> _What you will do_
Here, the job is to give back every entry below unchanged, omitting pictures.
[[ Source material open ]]
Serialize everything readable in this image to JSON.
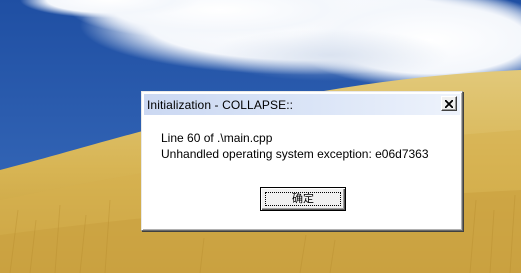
{
  "dialog": {
    "title": "Initialization - COLLAPSE::",
    "message_lines": [
      "Line 60 of .\\main.cpp",
      "Unhandled operating system exception: e06d7363"
    ],
    "ok_label": "确定",
    "close_icon": "close-x-icon"
  },
  "colors": {
    "sky": "#2d5aa8",
    "cloud": "#ffffff",
    "wheat": "#d9b65a",
    "title_bar": "#d4def4"
  }
}
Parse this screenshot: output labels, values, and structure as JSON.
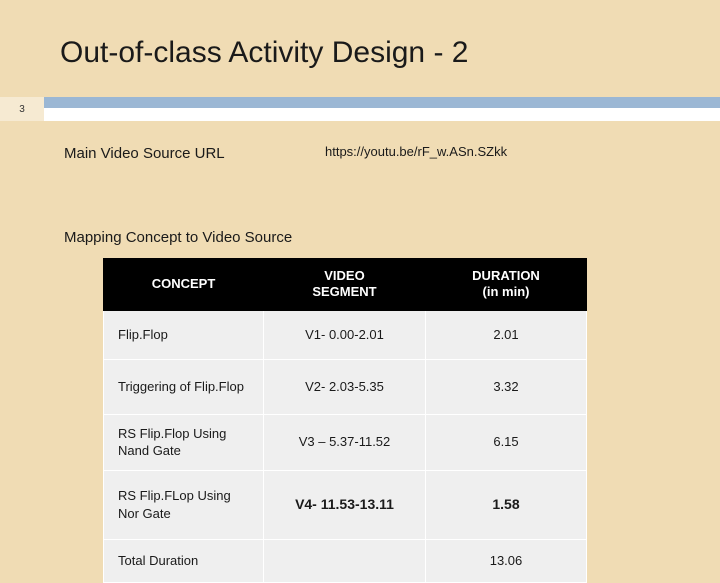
{
  "slide": {
    "title": "Out-of-class Activity Design - 2",
    "number": "3",
    "main_video_label": "Main Video Source URL",
    "main_video_url": "https://youtu.be/rF_w.ASn.SZkk",
    "mapping_label": "Mapping Concept to Video Source"
  },
  "table": {
    "headers": [
      "CONCEPT",
      "VIDEO SEGMENT",
      "DURATION (in min)"
    ],
    "header_lines": [
      [
        "CONCEPT"
      ],
      [
        "VIDEO",
        "SEGMENT"
      ],
      [
        "DURATION",
        "(in min)"
      ]
    ],
    "rows": [
      {
        "concept": "Flip.Flop",
        "segment": "V1- 0.00-2.01",
        "duration": "2.01"
      },
      {
        "concept": "Triggering of Flip.Flop",
        "segment": "V2- 2.03-5.35",
        "duration": "3.32"
      },
      {
        "concept": "RS Flip.Flop Using Nand Gate",
        "segment": "V3 – 5.37-11.52",
        "duration": "6.15"
      },
      {
        "concept": "RS Flip.FLop Using Nor Gate",
        "segment": "V4- 11.53-13.11",
        "duration": "1.58"
      },
      {
        "concept": "Total Duration",
        "segment": "",
        "duration": "13.06"
      }
    ]
  },
  "colors": {
    "background": "#f0dcb4",
    "header_band": "#9bb7d4",
    "table_header_bg": "#000000",
    "table_cell_bg": "#efefef"
  }
}
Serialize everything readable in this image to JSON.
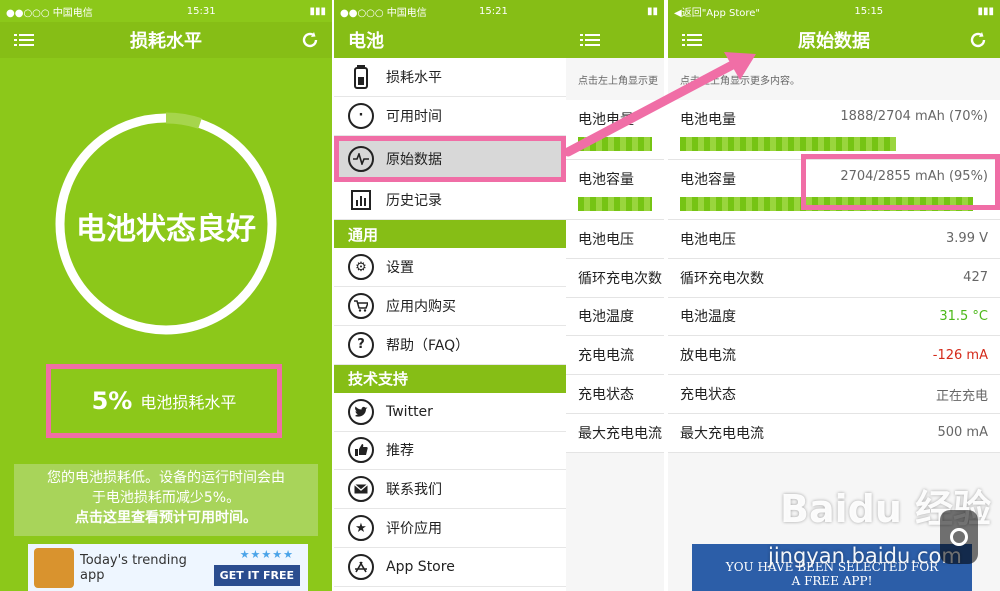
{
  "screen1": {
    "status_carrier": "●●○○○ 中国电信",
    "status_time": "15:31",
    "title": "损耗水平",
    "ring_text": "电池状态良好",
    "level_percent": "5%",
    "level_label": "电池损耗水平",
    "desc_line1": "您的电池损耗低。设备的运行时间会由",
    "desc_line2": "于电池损耗而减少5%。",
    "desc_cta": "点击这里查看预计可用时间。",
    "ad_title": "Today's trending app",
    "ad_button": "GET IT FREE",
    "ad_stars": "★★★★★",
    "icons": {
      "menu": "menu-icon",
      "refresh": "refresh-icon"
    }
  },
  "screen2": {
    "status_carrier": "●●○○○ 中国电信",
    "status_time": "15:21",
    "header": "电池",
    "items": [
      {
        "label": "损耗水平",
        "icon": "battery-icon"
      },
      {
        "label": "可用时间",
        "icon": "clock-icon"
      },
      {
        "label": "原始数据",
        "icon": "waveform-icon"
      },
      {
        "label": "历史记录",
        "icon": "chart-icon"
      }
    ],
    "section_general": "通用",
    "general_items": [
      {
        "label": "设置",
        "icon": "gear-icon"
      },
      {
        "label": "应用内购买",
        "icon": "cart-icon"
      },
      {
        "label": "帮助（FAQ）",
        "icon": "help-icon"
      }
    ],
    "section_support": "技术支持",
    "support_items": [
      {
        "label": "Twitter",
        "icon": "twitter-icon"
      },
      {
        "label": "推荐",
        "icon": "thumbs-up-icon"
      },
      {
        "label": "联系我们",
        "icon": "mail-icon"
      },
      {
        "label": "评价应用",
        "icon": "star-icon"
      },
      {
        "label": "App Store",
        "icon": "app-store-icon"
      }
    ]
  },
  "screen3": {
    "hint": "点击左上角显示更",
    "rows": [
      "电池电量",
      "电池容量",
      "电池电压",
      "循环充电次数",
      "电池温度",
      "充电电流",
      "充电状态",
      "最大充电电流"
    ]
  },
  "screen4": {
    "status_back": "◀返回\"App Store\"",
    "status_time": "15:15",
    "title": "原始数据",
    "hint": "点击左上角显示更多内容。",
    "rows": [
      {
        "label": "电池电量",
        "value": "1888/2704 mAh (70%)"
      },
      {
        "label": "电池容量",
        "value": "2704/2855 mAh (95%)"
      },
      {
        "label": "电池电压",
        "value": "3.99 V"
      },
      {
        "label": "循环充电次数",
        "value": "427"
      },
      {
        "label": "电池温度",
        "value": "31.5 °C"
      },
      {
        "label": "放电电流",
        "value": "-126 mA"
      },
      {
        "label": "充电状态",
        "value": "正在充电"
      },
      {
        "label": "最大充电电流",
        "value": "500 mA"
      }
    ],
    "level_fraction": 0.7,
    "capacity_fraction": 0.95,
    "ad_line1": "YOU HAVE BEEN SELECTED FOR",
    "ad_line2": "A FREE APP!"
  },
  "watermark": {
    "logo": "Baidu 经验",
    "sub": "jingyan.baidu.com"
  },
  "colors": {
    "brand_green": "#86be16",
    "highlight_pink": "#f06ea6",
    "temp_green": "#4cb819",
    "current_red": "#d42a1a"
  }
}
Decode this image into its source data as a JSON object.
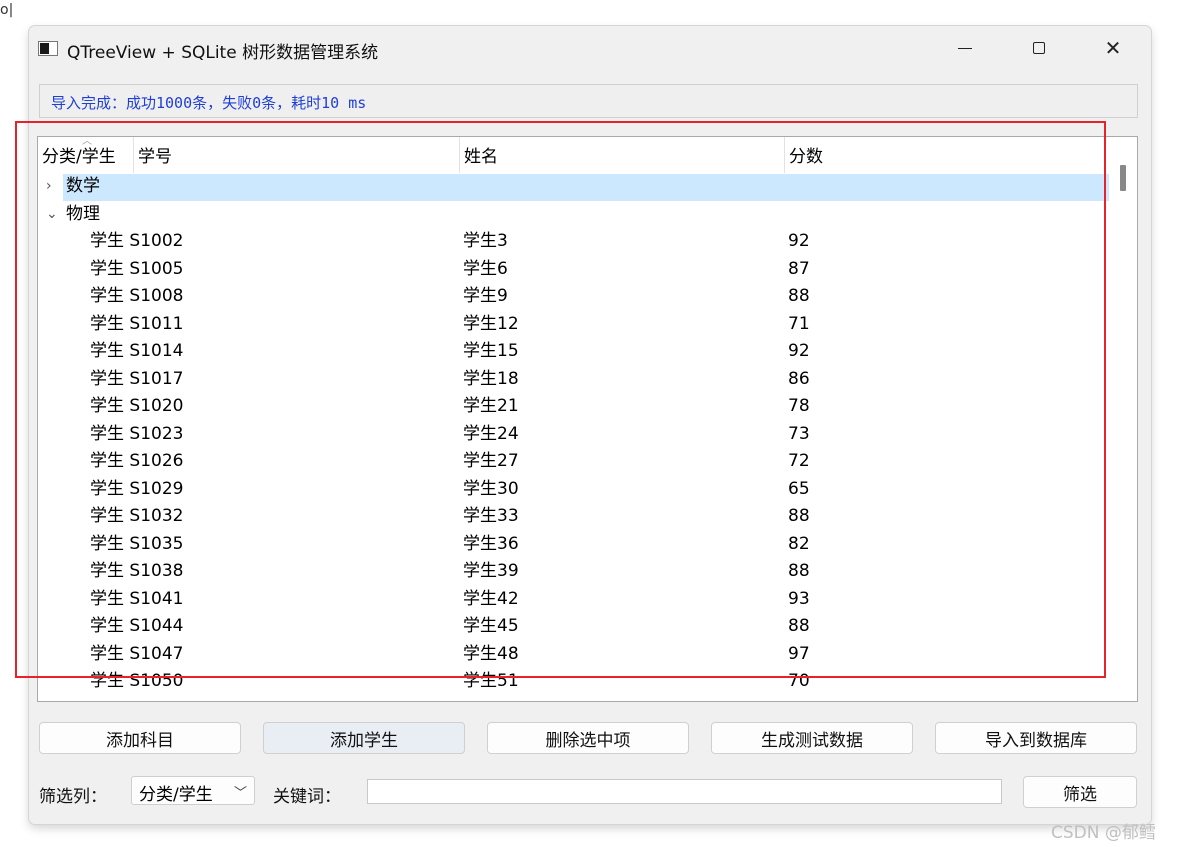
{
  "corner_mark": "o|",
  "window": {
    "title": "QTreeView + SQLite 树形数据管理系统",
    "minimize_label": "",
    "maximize_label": "",
    "close_label": "✕"
  },
  "status": {
    "text": "导入完成：成功1000条，失败0条，耗时10 ms",
    "color": "#1f3fd6"
  },
  "tree": {
    "columns": [
      "分类/学生",
      "学号",
      "姓名",
      "分数"
    ],
    "groups": [
      {
        "label": "数学",
        "expanded": false,
        "selected": true,
        "branch_icon": "chevron-right-icon"
      },
      {
        "label": "物理",
        "expanded": true,
        "selected": false,
        "branch_icon": "chevron-down-icon"
      }
    ],
    "students": [
      {
        "id": "学生 S1002",
        "name": "学生3",
        "score": "92"
      },
      {
        "id": "学生 S1005",
        "name": "学生6",
        "score": "87"
      },
      {
        "id": "学生 S1008",
        "name": "学生9",
        "score": "88"
      },
      {
        "id": "学生 S1011",
        "name": "学生12",
        "score": "71"
      },
      {
        "id": "学生 S1014",
        "name": "学生15",
        "score": "92"
      },
      {
        "id": "学生 S1017",
        "name": "学生18",
        "score": "86"
      },
      {
        "id": "学生 S1020",
        "name": "学生21",
        "score": "78"
      },
      {
        "id": "学生 S1023",
        "name": "学生24",
        "score": "73"
      },
      {
        "id": "学生 S1026",
        "name": "学生27",
        "score": "72"
      },
      {
        "id": "学生 S1029",
        "name": "学生30",
        "score": "65"
      },
      {
        "id": "学生 S1032",
        "name": "学生33",
        "score": "88"
      },
      {
        "id": "学生 S1035",
        "name": "学生36",
        "score": "82"
      },
      {
        "id": "学生 S1038",
        "name": "学生39",
        "score": "88"
      },
      {
        "id": "学生 S1041",
        "name": "学生42",
        "score": "93"
      },
      {
        "id": "学生 S1044",
        "name": "学生45",
        "score": "88"
      },
      {
        "id": "学生 S1047",
        "name": "学生48",
        "score": "97"
      },
      {
        "id": "学生 S1050",
        "name": "学生51",
        "score": "70"
      }
    ],
    "selection_color": "#cce8ff",
    "highlight_color": "#e8222d"
  },
  "buttons": {
    "add_subject": "添加科目",
    "add_student": "添加学生",
    "delete_selected": "删除选中项",
    "generate_test_data": "生成测试数据",
    "import_to_db": "导入到数据库"
  },
  "filter": {
    "column_label": "筛选列：",
    "column_value": "分类/学生",
    "keyword_label": "关键词：",
    "keyword_value": "",
    "filter_button": "筛选"
  },
  "watermark": "CSDN @郁鳕"
}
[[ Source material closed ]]
> _Expected output_
Serialize everything readable in this image to JSON.
{
  "dialog": {
    "title": "Initialization - COLLAPSE::",
    "message_lines": [
      "Line 60 of .\\main.cpp",
      "Unhandled operating system exception: e06d7363"
    ],
    "ok_label": "确定",
    "close_icon": "close-x-icon"
  },
  "colors": {
    "sky": "#2d5aa8",
    "cloud": "#ffffff",
    "wheat": "#d9b65a",
    "title_bar": "#d4def4"
  }
}
Parse this screenshot: output labels, values, and structure as JSON.
{
  "slide": {
    "title": "Out-of-class Activity Design - 2",
    "number": "3",
    "main_video_label": "Main Video Source URL",
    "main_video_url": "https://youtu.be/rF_w.ASn.SZkk",
    "mapping_label": "Mapping Concept to Video Source"
  },
  "table": {
    "headers": [
      "CONCEPT",
      "VIDEO SEGMENT",
      "DURATION (in min)"
    ],
    "header_lines": [
      [
        "CONCEPT"
      ],
      [
        "VIDEO",
        "SEGMENT"
      ],
      [
        "DURATION",
        "(in min)"
      ]
    ],
    "rows": [
      {
        "concept": "Flip.Flop",
        "segment": "V1- 0.00-2.01",
        "duration": "2.01"
      },
      {
        "concept": "Triggering of Flip.Flop",
        "segment": "V2- 2.03-5.35",
        "duration": "3.32"
      },
      {
        "concept": "RS Flip.Flop Using Nand Gate",
        "segment": "V3 – 5.37-11.52",
        "duration": "6.15"
      },
      {
        "concept": "RS Flip.FLop Using Nor Gate",
        "segment": "V4- 11.53-13.11",
        "duration": "1.58"
      },
      {
        "concept": "Total Duration",
        "segment": "",
        "duration": "13.06"
      }
    ]
  },
  "colors": {
    "background": "#f0dcb4",
    "header_band": "#9bb7d4",
    "table_header_bg": "#000000",
    "table_cell_bg": "#efefef"
  }
}
Serialize everything readable in this image to JSON.
{
  "screen1": {
    "status_carrier": "●●○○○ 中国电信",
    "status_time": "15:31",
    "title": "损耗水平",
    "ring_text": "电池状态良好",
    "level_percent": "5%",
    "level_label": "电池损耗水平",
    "desc_line1": "您的电池损耗低。设备的运行时间会由",
    "desc_line2": "于电池损耗而减少5%。",
    "desc_cta": "点击这里查看预计可用时间。",
    "ad_title": "Today's trending app",
    "ad_button": "GET IT FREE",
    "ad_stars": "★★★★★",
    "icons": {
      "menu": "menu-icon",
      "refresh": "refresh-icon"
    }
  },
  "screen2": {
    "status_carrier": "●●○○○ 中国电信",
    "status_time": "15:21",
    "header": "电池",
    "items": [
      {
        "label": "损耗水平",
        "icon": "battery-icon"
      },
      {
        "label": "可用时间",
        "icon": "clock-icon"
      },
      {
        "label": "原始数据",
        "icon": "waveform-icon"
      },
      {
        "label": "历史记录",
        "icon": "chart-icon"
      }
    ],
    "section_general": "通用",
    "general_items": [
      {
        "label": "设置",
        "icon": "gear-icon"
      },
      {
        "label": "应用内购买",
        "icon": "cart-icon"
      },
      {
        "label": "帮助（FAQ）",
        "icon": "help-icon"
      }
    ],
    "section_support": "技术支持",
    "support_items": [
      {
        "label": "Twitter",
        "icon": "twitter-icon"
      },
      {
        "label": "推荐",
        "icon": "thumbs-up-icon"
      },
      {
        "label": "联系我们",
        "icon": "mail-icon"
      },
      {
        "label": "评价应用",
        "icon": "star-icon"
      },
      {
        "label": "App Store",
        "icon": "app-store-icon"
      }
    ]
  },
  "screen3": {
    "hint": "点击左上角显示更",
    "rows": [
      "电池电量",
      "电池容量",
      "电池电压",
      "循环充电次数",
      "电池温度",
      "充电电流",
      "充电状态",
      "最大充电电流"
    ]
  },
  "screen4": {
    "status_back": "◀返回\"App Store\"",
    "status_time": "15:15",
    "title": "原始数据",
    "hint": "点击左上角显示更多内容。",
    "rows": [
      {
        "label": "电池电量",
        "value": "1888/2704 mAh (70%)"
      },
      {
        "label": "电池容量",
        "value": "2704/2855 mAh (95%)"
      },
      {
        "label": "电池电压",
        "value": "3.99 V"
      },
      {
        "label": "循环充电次数",
        "value": "427"
      },
      {
        "label": "电池温度",
        "value": "31.5 °C"
      },
      {
        "label": "放电电流",
        "value": "-126 mA"
      },
      {
        "label": "充电状态",
        "value": "正在充电"
      },
      {
        "label": "最大充电电流",
        "value": "500 mA"
      }
    ],
    "level_fraction": 0.7,
    "capacity_fraction": 0.95,
    "ad_line1": "YOU HAVE BEEN SELECTED FOR",
    "ad_line2": "A FREE APP!"
  },
  "watermark": {
    "logo": "Baidu 经验",
    "sub": "jingyan.baidu.com"
  },
  "colors": {
    "brand_green": "#86be16",
    "highlight_pink": "#f06ea6",
    "temp_green": "#4cb819",
    "current_red": "#d42a1a"
  }
}
Decode this image into its source data as a JSON object.
{
  "corner_mark": "o|",
  "window": {
    "title": "QTreeView + SQLite 树形数据管理系统",
    "minimize_label": "",
    "maximize_label": "",
    "close_label": "✕"
  },
  "status": {
    "text": "导入完成：成功1000条，失败0条，耗时10 ms",
    "color": "#1f3fd6"
  },
  "tree": {
    "columns": [
      "分类/学生",
      "学号",
      "姓名",
      "分数"
    ],
    "groups": [
      {
        "label": "数学",
        "expanded": false,
        "selected": true,
        "branch_icon": "chevron-right-icon"
      },
      {
        "label": "物理",
        "expanded": true,
        "selected": false,
        "branch_icon": "chevron-down-icon"
      }
    ],
    "students": [
      {
        "id": "学生 S1002",
        "name": "学生3",
        "score": "92"
      },
      {
        "id": "学生 S1005",
        "name": "学生6",
        "score": "87"
      },
      {
        "id": "学生 S1008",
        "name": "学生9",
        "score": "88"
      },
      {
        "id": "学生 S1011",
        "name": "学生12",
        "score": "71"
      },
      {
        "id": "学生 S1014",
        "name": "学生15",
        "score": "92"
      },
      {
        "id": "学生 S1017",
        "name": "学生18",
        "score": "86"
      },
      {
        "id": "学生 S1020",
        "name": "学生21",
        "score": "78"
      },
      {
        "id": "学生 S1023",
        "name": "学生24",
        "score": "73"
      },
      {
        "id": "学生 S1026",
        "name": "学生27",
        "score": "72"
      },
      {
        "id": "学生 S1029",
        "name": "学生30",
        "score": "65"
      },
      {
        "id": "学生 S1032",
        "name": "学生33",
        "score": "88"
      },
      {
        "id": "学生 S1035",
        "name": "学生36",
        "score": "82"
      },
      {
        "id": "学生 S1038",
        "name": "学生39",
        "score": "88"
      },
      {
        "id": "学生 S1041",
        "name": "学生42",
        "score": "93"
      },
      {
        "id": "学生 S1044",
        "name": "学生45",
        "score": "88"
      },
      {
        "id": "学生 S1047",
        "name": "学生48",
        "score": "97"
      },
      {
        "id": "学生 S1050",
        "name": "学生51",
        "score": "70"
      }
    ],
    "selection_color": "#cce8ff",
    "highlight_color": "#e8222d"
  },
  "buttons": {
    "add_subject": "添加科目",
    "add_student": "添加学生",
    "delete_selected": "删除选中项",
    "generate_test_data": "生成测试数据",
    "import_to_db": "导入到数据库"
  },
  "filter": {
    "column_label": "筛选列：",
    "column_value": "分类/学生",
    "keyword_label": "关键词：",
    "keyword_value": "",
    "filter_button": "筛选"
  },
  "watermark": "CSDN @郁鳕"
}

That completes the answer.